One issue central to ensuring the quality of early childhood education is something that does not garner as much attention as available pre-K slots or the rate at which providers are reimbursed for care: how much early childhood educators are paid .
In North Carolina, as in the rest of the country, early childhood educators face significant barriers to make ends meet. Nationwide, they earn just 39 cents for every dollar earned by workers in other occupations . This is compounded by the higher likelihood that early childhood educators do not have access to health care benefits or retirement plans. They are also more likely to live in poverty compared to similarly situated workers in other occupations. And North Carolina’s early childhood workers have seen their median wage decline in the recovery according to analysis presented in Education Week .

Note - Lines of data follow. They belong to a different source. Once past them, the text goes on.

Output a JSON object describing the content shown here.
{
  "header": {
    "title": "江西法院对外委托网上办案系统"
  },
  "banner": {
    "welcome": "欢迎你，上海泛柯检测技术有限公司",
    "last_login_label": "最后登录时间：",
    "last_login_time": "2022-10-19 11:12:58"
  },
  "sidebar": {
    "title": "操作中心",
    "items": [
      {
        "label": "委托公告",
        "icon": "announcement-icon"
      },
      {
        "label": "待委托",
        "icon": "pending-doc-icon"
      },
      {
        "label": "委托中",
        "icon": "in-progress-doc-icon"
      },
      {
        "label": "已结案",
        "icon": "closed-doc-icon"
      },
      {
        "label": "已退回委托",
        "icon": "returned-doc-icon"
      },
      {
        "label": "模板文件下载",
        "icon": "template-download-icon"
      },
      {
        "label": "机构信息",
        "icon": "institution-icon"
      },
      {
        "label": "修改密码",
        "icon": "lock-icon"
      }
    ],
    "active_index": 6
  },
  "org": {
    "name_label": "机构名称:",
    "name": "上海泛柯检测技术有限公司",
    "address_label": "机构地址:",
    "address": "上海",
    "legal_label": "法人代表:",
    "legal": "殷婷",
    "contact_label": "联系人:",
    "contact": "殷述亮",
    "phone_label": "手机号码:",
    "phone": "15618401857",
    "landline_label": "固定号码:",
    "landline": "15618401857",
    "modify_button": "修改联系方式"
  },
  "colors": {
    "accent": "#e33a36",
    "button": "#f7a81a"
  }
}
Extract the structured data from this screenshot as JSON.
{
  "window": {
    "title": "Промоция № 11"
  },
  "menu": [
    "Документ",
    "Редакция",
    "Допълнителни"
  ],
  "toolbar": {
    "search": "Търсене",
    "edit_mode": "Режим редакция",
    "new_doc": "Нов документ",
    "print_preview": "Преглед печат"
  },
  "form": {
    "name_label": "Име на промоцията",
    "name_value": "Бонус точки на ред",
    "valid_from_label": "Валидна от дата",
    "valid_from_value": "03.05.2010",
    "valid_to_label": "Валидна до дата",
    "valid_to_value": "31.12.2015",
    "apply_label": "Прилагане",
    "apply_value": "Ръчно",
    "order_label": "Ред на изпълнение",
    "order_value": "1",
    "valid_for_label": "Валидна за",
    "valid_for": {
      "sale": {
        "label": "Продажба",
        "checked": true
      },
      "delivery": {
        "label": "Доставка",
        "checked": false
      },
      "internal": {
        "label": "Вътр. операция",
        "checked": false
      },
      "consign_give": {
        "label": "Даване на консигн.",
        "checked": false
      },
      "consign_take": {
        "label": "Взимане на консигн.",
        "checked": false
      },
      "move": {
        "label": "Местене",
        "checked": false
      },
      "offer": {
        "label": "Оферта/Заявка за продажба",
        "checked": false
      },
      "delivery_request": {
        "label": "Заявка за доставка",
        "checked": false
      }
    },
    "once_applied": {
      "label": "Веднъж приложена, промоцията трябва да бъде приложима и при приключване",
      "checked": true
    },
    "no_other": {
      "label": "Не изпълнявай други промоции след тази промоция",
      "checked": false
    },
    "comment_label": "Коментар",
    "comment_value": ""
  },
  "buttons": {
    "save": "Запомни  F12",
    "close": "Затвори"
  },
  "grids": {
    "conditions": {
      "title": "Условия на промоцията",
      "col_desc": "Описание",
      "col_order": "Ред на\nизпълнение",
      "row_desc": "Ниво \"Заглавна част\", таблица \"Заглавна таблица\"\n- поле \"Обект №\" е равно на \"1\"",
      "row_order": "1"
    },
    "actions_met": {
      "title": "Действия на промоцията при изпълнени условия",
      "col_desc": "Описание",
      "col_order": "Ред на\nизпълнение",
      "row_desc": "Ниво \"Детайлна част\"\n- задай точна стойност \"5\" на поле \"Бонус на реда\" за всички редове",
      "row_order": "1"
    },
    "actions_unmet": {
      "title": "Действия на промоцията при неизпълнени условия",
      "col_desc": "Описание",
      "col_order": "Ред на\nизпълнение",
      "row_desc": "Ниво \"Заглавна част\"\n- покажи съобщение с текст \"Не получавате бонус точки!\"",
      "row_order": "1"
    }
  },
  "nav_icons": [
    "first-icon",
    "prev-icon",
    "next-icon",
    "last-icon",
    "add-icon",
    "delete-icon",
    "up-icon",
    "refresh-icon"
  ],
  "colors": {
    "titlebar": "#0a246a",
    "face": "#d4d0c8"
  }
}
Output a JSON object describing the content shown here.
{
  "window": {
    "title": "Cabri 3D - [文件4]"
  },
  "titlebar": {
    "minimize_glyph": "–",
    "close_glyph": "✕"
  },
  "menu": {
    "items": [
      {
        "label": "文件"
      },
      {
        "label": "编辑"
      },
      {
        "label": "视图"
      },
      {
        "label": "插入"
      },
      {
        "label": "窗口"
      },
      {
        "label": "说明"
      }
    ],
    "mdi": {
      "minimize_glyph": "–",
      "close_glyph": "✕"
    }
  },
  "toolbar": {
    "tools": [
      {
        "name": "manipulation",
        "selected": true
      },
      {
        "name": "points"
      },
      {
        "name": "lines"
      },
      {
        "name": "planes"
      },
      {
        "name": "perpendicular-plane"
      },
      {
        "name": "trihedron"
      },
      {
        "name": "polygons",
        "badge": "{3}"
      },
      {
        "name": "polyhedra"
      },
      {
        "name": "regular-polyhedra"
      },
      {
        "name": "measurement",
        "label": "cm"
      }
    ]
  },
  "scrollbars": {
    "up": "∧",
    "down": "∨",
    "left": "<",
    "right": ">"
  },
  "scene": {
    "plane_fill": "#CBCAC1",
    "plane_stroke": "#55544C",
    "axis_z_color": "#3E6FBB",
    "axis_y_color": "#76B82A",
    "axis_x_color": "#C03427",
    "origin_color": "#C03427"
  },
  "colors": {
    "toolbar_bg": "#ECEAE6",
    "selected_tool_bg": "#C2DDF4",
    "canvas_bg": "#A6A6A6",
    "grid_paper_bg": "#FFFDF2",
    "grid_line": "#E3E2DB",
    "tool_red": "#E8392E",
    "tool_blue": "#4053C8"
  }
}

These maps from the Economic Policy Institute  show that in nearly all North Carolina counties more than half of early childhood educators in either preschool or child care settings cannot afford the local cost of living on their hourly wage. In Buncombe and Henderson County, more than 65 percent of early educators in child care settings cannot afford local costs on their earnings. In Brunswick County, more than 80 percent of early educators cannot afford local costs on their earnings. The failure of wages to keep up with costs of basic goods and services means that many workers will go without those basics or forced to close the gap by seeing support from family, charity, and public programs.
Early childhood programs also remain woefully out of reach for early childhood educators to send their own children based on analysis of median earnings. The U.S. Department of Health and Human Services’ official affordability threshold for child care costs is 10 percent or less of a family’s income. In North Carolina, infant care represents 47 percent of a child care worker’s wages and 38 percent of a preschool worker’s wages.
Early childhood educators’ wages are an important marker of how well North Carolina is doing in delivering high quality childcare and providing for the well-being of young children. Proposals that boost the wages of qualified early educators are critical as is making sure that the state’s early childhood educators, like all of our workers, can make ends meet through work.